"A condition called ‘exit block’ is harming patients: they are put at risk when ‘exit block’ occurs. This happens where you cannot transfer patients from Emergency Departments into a hospital inpatient bed. Exit block is explained in more detail in this video: Exit Block: What it is and why it is dangerous.

Over 500,000 patients a year are affected by exit block. The College of Emergency Medicine says that this is unacceptable.
We are concerned about patient safety. When the A&E becomes crowded because of Exit Block we know that patients do less well. We know that crowding kills. It is simply not acceptable to let this situation continue which is why we are on a mission to urge hospital Chief Executives and their Boards to make sure they have plans to deal with this issue."

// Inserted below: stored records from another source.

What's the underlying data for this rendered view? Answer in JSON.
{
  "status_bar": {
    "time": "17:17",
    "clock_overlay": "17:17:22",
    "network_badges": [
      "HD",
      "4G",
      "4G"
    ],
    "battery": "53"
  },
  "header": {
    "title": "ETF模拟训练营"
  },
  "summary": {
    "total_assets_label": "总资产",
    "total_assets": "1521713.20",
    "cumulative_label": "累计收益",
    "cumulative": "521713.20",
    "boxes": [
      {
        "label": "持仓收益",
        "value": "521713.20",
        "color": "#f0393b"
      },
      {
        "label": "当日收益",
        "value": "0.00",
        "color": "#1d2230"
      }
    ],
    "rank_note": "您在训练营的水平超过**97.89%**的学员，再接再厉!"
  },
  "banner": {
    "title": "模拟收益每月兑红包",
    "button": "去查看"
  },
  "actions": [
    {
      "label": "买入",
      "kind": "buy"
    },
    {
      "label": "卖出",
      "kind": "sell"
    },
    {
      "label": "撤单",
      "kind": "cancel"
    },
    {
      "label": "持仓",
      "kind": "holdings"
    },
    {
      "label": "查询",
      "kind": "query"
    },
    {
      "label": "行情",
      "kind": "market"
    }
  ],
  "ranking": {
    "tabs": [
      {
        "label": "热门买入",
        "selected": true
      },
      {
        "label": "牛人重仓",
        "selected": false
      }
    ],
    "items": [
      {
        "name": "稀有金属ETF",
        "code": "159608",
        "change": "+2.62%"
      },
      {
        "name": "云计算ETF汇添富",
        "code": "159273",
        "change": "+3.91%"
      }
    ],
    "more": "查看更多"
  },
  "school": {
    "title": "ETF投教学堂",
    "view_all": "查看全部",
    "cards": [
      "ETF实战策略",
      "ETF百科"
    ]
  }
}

"I welcome the publication of this toolkit and strongly advise all those involved in emergency care to read it. This document represents an enormous amount of careful thought, lively debate and hard work by members of the Service Design and Delivery Committee, and previously the authors of the first crowding guideline, which this replaces. Exit block and the consequential emergency department crowding is the single most important issue affecting our patients and staff today. This document explains why emergency department crowding is of such significance and makes several important and achievable recommendations. It cannot be emphasised enough that resolving emergency department crowding is the collective responsibility of the entire health care system. Emergency Department crowding is not inevitable and this toolkit shows how to reduce the associated harm."